▸ Your task
Lines with the word "this" in them are the ones to copy from the records.

-- Opening Marker --

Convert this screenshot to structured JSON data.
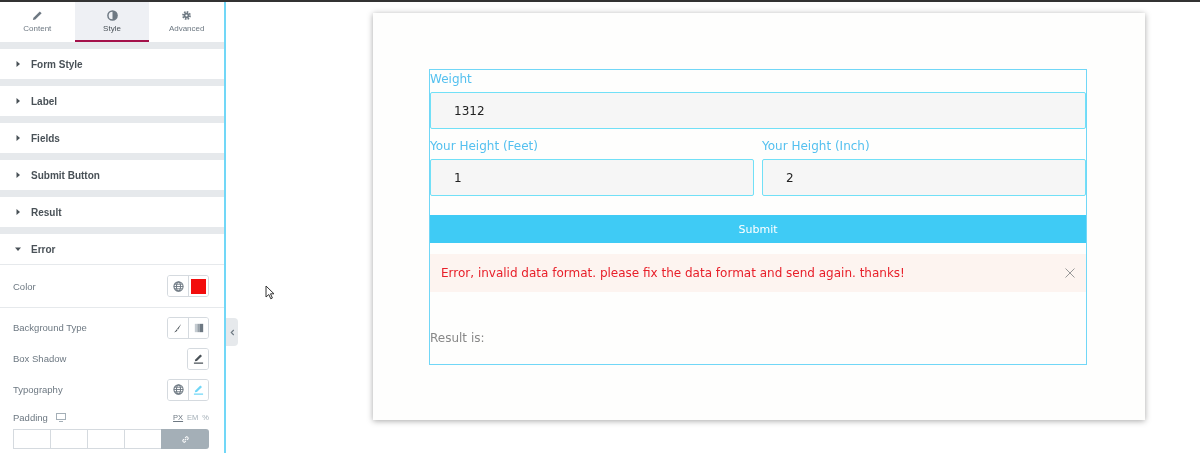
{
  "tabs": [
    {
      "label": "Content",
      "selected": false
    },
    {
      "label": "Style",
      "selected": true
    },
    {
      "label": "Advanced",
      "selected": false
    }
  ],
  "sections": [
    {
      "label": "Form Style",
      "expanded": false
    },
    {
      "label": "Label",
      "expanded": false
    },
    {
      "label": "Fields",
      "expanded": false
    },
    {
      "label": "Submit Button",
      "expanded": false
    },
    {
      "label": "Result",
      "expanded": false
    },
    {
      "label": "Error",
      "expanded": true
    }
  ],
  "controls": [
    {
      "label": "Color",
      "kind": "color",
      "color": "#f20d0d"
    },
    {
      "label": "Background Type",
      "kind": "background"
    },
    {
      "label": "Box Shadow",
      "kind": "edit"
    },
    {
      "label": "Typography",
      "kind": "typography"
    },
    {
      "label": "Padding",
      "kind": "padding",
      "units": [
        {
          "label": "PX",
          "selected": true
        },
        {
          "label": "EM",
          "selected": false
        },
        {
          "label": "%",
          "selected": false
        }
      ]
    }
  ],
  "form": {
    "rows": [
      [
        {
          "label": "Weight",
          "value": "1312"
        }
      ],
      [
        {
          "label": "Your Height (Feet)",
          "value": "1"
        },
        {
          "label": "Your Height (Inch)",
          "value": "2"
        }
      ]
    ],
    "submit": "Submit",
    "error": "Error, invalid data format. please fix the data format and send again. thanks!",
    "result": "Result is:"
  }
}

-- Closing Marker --
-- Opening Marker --

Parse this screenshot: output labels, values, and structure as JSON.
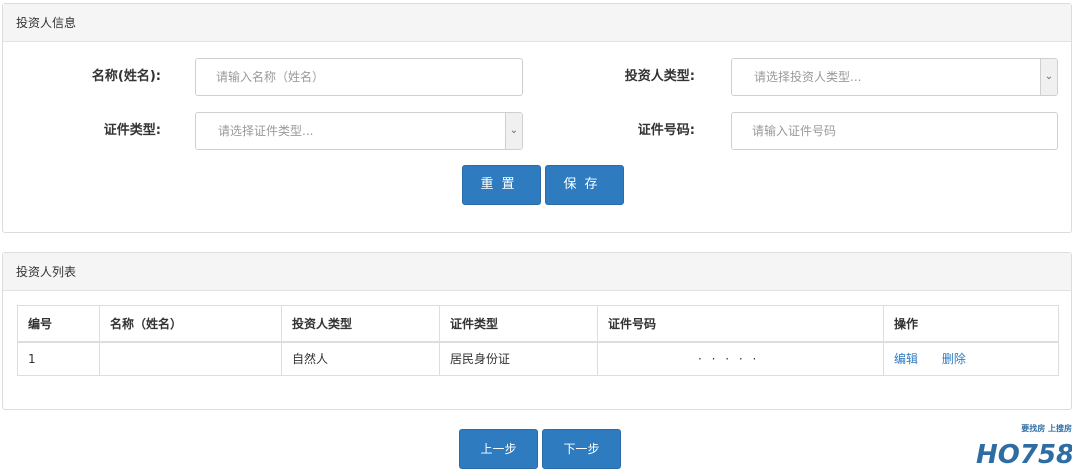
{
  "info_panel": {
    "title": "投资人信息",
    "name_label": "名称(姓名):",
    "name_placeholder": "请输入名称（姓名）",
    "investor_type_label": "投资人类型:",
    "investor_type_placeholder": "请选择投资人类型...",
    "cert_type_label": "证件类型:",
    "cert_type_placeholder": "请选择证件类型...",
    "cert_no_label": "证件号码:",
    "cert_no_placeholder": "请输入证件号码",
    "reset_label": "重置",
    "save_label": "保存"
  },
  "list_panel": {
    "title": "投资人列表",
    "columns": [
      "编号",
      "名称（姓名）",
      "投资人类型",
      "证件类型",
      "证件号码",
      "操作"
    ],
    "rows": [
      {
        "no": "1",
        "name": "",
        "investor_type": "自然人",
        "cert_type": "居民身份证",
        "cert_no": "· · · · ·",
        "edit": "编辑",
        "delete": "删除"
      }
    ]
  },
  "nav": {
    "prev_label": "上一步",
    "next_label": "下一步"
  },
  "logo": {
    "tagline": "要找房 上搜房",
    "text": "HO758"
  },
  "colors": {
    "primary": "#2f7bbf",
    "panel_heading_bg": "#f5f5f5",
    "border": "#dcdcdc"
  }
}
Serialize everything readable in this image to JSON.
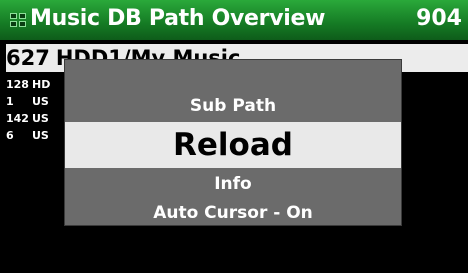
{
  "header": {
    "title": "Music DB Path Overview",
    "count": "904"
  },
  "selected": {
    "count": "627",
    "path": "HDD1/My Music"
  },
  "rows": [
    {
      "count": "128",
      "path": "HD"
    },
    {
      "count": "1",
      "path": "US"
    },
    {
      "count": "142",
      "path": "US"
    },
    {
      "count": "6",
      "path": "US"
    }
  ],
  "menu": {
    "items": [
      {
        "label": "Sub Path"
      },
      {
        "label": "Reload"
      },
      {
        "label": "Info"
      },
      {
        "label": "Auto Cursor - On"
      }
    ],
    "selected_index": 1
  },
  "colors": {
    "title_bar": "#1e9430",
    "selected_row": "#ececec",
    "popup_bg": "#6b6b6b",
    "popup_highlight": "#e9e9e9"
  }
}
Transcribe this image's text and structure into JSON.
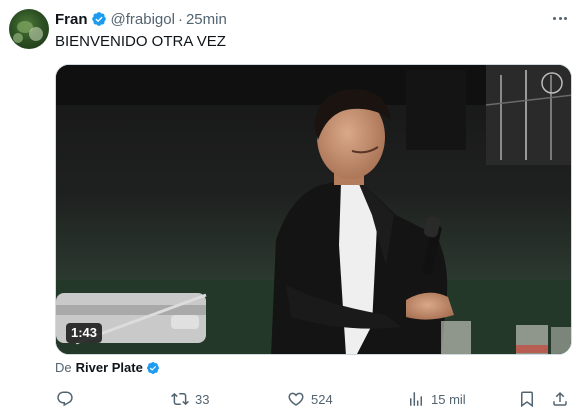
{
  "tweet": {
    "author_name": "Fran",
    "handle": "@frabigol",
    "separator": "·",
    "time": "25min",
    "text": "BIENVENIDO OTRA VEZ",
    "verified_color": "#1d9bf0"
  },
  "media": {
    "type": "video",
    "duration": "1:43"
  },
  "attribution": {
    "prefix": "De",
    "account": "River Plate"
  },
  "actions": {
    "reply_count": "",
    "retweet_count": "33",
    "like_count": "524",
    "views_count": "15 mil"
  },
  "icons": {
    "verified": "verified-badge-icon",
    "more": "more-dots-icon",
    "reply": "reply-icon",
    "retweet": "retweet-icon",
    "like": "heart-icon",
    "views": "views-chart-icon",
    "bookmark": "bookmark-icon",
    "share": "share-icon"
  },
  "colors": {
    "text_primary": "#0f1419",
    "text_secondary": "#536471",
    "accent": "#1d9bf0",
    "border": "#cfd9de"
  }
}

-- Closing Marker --
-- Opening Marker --

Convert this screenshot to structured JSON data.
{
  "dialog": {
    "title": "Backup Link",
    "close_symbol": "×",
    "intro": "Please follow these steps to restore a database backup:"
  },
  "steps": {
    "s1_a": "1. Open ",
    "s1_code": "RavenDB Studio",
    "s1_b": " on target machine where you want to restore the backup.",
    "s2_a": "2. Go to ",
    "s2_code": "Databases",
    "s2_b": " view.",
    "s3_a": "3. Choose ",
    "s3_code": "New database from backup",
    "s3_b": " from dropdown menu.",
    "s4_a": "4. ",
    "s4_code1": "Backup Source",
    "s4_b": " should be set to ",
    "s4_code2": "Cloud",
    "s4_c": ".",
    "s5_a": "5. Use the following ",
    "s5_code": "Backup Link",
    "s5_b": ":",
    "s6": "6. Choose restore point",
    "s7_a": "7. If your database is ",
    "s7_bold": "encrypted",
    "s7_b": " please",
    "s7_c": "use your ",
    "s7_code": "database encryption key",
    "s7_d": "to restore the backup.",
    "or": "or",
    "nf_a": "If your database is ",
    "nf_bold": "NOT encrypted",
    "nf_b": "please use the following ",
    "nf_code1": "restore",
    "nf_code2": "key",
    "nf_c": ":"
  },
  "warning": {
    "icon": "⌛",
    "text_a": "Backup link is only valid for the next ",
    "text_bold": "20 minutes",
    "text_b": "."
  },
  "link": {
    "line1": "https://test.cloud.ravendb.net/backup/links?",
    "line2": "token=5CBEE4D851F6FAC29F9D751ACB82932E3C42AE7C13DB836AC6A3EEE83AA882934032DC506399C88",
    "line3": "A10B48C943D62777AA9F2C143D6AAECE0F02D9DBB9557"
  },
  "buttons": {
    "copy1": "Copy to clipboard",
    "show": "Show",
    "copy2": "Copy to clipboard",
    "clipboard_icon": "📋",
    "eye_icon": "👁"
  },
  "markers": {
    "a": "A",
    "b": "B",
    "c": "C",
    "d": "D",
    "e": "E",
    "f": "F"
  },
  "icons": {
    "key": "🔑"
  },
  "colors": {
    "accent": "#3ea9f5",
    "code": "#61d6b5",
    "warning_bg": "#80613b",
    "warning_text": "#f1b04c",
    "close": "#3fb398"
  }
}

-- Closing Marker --

▸ Answer below
Convert this screenshot to structured JSON data.
Parse this screenshot: output labels, values, and structure as JSON.
Serialize everything readable in this image to JSON.
Transcribe this image's text and structure into JSON.
Convert this screenshot to structured JSON data.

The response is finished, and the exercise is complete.